You’re probably familiar with the term ‘root canal’ as many films and television shows have referenced the procedure over the years. Mostly, it’s used as an example of an incredibly painful and uncomfortable treatment that everyone wants to avoid. But times have changed! With the advancement of modern technology, root canals are no longer the horrific treatment that old sitcoms made them out to be.
But what exactly are root canals and when might you need one? Read on to find out more about this dental procedure…
What does a root canal treat?
Root canals are actually a part of your tooth’s anatomy. They are the passages inside the roots where pulp, nerves, and blood vessels are contained. When the pulp inside the root canal becomes infected, a root canal treatment is required. Over time, the term ‘root canal’ has become synonymous with the treatment itself more than the anatomical part of the tooth.
If the infection is left untreated, then the pulp inside the tooth will start to die, weakening the structure of the tooth. The bacteria will also spread to other parts of the mouth through the network of roots, affecting other teeth. The following are symptoms to look out for that might suggest you have an infected root canal:
- Pain when chewing
- Inflamed gums
- A loose tooth
- A darkened tooth
- A discharge of pus from the tooth or gum
The root canal treatment effectively removes the dead and damaged pulp from inside the tooth and fills the empty chamber with, usually with a substance called gutta percha. A filling or crown is then fitted on top of the tooth to rebuild its structure.
Is a root canal painful?
The first step of a root canal is to numb the area that will be treated. This removes any pain from the procedure, ensuring that you feel very little of what is going on in your mouth. If an injection is used to administer the local anesthetic, then you may feel some pain from this, but it will only be momentary. With pain-free dentistry, alternatives techniques like creams and gels can be used to numb the area, instead.
If you have an infected root canal, then the biggest pain you have to worry about is if you leave it untreated. Oral infections can cause a great deal of pain, especially when biting and chewing. And this pain will only get worse if the infection is given the chance to spread.
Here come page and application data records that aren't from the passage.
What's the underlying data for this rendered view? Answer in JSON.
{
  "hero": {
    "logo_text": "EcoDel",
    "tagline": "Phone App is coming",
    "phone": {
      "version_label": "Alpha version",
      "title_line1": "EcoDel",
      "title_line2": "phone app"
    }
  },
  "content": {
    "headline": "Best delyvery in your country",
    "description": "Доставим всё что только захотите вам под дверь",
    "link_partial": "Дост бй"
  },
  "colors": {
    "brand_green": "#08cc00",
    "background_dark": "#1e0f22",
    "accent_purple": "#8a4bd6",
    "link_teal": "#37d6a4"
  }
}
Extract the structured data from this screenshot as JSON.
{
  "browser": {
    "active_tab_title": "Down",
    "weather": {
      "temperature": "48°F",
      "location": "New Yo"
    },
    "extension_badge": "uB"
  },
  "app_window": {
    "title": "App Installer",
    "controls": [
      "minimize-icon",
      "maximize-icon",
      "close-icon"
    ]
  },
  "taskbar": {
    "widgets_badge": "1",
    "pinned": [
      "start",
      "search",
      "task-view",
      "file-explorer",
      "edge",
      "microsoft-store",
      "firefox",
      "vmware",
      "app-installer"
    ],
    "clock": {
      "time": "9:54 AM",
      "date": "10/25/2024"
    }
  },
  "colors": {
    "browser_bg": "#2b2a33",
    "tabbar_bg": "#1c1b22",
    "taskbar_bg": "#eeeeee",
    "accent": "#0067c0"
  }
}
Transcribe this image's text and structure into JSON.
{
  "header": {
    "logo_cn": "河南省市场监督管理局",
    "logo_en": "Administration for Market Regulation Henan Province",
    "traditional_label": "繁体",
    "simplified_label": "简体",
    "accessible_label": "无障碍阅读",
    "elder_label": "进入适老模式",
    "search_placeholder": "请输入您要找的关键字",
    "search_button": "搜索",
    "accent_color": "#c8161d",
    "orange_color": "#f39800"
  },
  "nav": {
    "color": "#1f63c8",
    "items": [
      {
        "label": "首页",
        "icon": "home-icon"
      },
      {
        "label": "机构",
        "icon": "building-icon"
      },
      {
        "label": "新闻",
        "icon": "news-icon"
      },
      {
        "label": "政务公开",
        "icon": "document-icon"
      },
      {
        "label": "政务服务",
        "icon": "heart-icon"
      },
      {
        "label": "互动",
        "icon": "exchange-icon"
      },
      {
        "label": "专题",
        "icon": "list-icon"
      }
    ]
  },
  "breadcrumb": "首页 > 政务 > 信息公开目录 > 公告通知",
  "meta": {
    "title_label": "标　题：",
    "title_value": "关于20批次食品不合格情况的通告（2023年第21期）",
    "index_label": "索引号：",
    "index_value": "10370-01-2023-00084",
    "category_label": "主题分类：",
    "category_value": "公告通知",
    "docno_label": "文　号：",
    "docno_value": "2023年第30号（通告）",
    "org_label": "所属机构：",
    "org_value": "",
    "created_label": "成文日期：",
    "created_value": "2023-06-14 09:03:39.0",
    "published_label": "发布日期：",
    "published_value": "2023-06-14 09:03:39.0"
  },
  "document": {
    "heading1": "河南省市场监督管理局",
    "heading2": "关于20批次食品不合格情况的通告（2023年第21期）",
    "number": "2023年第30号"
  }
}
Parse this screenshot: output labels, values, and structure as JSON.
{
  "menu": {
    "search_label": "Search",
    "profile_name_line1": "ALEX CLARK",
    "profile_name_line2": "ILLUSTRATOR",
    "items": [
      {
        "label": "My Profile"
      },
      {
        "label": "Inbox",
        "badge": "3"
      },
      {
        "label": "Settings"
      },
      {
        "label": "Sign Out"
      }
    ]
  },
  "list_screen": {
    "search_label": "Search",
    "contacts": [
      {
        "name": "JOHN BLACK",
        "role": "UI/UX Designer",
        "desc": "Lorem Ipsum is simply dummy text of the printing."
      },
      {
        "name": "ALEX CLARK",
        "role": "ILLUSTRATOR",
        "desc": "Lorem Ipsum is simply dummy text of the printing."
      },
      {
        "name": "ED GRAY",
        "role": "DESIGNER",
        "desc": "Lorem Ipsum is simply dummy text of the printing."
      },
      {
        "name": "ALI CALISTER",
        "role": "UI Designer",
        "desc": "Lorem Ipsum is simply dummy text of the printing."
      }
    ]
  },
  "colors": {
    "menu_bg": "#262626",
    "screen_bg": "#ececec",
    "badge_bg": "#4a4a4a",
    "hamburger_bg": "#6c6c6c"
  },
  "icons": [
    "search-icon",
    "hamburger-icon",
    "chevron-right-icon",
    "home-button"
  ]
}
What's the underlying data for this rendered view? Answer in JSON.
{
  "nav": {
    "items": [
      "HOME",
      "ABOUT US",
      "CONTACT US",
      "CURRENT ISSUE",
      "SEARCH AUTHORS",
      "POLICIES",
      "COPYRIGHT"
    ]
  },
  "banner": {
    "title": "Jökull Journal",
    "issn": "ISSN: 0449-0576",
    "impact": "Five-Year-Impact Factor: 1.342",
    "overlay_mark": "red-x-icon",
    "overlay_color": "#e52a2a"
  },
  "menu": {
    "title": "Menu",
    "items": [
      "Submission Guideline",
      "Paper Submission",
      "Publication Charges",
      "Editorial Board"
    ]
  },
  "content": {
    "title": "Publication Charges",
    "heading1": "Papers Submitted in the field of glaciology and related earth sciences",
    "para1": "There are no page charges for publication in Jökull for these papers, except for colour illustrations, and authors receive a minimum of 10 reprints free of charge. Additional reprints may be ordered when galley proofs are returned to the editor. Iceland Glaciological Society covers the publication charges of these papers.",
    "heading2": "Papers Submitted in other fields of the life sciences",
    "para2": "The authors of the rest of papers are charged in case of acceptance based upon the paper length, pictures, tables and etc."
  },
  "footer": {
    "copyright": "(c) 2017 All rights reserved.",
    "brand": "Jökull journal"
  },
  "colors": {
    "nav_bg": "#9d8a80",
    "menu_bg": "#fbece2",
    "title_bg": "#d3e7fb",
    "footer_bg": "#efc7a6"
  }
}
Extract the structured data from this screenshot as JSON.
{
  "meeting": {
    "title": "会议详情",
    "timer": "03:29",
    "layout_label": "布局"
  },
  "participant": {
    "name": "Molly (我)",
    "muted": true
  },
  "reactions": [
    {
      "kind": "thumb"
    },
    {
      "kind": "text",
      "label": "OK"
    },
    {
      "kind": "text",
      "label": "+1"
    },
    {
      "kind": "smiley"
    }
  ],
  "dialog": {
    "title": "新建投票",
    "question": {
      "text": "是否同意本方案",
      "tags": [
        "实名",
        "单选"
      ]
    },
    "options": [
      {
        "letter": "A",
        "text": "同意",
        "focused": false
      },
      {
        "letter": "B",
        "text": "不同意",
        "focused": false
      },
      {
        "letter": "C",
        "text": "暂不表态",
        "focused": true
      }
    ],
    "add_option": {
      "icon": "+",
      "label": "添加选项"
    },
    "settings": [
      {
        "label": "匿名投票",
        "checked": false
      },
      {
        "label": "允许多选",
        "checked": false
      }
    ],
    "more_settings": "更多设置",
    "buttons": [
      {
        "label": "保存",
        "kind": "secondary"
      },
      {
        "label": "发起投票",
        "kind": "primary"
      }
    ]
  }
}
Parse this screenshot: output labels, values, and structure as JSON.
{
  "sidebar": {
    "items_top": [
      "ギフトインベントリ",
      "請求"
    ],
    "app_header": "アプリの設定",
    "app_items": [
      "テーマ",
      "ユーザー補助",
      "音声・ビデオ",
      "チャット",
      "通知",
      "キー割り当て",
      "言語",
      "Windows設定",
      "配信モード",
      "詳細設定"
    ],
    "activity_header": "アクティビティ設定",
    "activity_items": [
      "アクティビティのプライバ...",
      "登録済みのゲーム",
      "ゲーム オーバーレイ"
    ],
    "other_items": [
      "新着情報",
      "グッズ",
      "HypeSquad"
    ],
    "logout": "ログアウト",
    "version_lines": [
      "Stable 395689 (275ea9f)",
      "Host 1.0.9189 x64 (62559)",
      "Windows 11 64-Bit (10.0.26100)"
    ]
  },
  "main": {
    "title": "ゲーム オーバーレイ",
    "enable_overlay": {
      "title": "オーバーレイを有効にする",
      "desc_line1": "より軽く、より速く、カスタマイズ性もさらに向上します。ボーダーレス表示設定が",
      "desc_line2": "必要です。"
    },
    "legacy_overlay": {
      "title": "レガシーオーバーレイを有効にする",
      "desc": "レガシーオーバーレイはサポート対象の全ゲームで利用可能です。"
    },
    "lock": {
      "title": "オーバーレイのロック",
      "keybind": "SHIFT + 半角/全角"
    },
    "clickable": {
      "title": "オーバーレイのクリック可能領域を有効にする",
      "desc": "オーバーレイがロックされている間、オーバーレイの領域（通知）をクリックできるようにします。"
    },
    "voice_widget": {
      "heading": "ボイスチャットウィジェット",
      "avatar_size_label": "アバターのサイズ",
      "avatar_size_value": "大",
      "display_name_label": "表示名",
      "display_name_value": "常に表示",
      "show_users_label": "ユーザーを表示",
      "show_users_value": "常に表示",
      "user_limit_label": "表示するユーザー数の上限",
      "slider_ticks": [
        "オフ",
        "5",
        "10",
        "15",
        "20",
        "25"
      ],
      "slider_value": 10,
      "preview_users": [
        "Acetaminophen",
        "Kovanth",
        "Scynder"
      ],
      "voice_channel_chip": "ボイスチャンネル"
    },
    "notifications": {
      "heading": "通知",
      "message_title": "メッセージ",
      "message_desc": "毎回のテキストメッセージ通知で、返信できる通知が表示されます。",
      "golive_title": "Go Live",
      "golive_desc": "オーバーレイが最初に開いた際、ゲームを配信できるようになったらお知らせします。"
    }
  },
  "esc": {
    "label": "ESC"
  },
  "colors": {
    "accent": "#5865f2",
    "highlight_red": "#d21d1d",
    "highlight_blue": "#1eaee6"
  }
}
After a root canal treatment, you may feel some pain or discomfort as the affected area heals, but this should not be too severe and can easily be managed with over-the-counter painkillers. This discomfort should pass after a few days to a week. Book an appointment with your dentist if your pain is severe after a root canal treatment.
If you’re looking for a family dentist in Advance, NC to treat your root canal, then contact Advance Family Dental. We bring pain-free dentistry to patients all around Bermuda Run, Clemmons, Lewisville, and Winston Salem.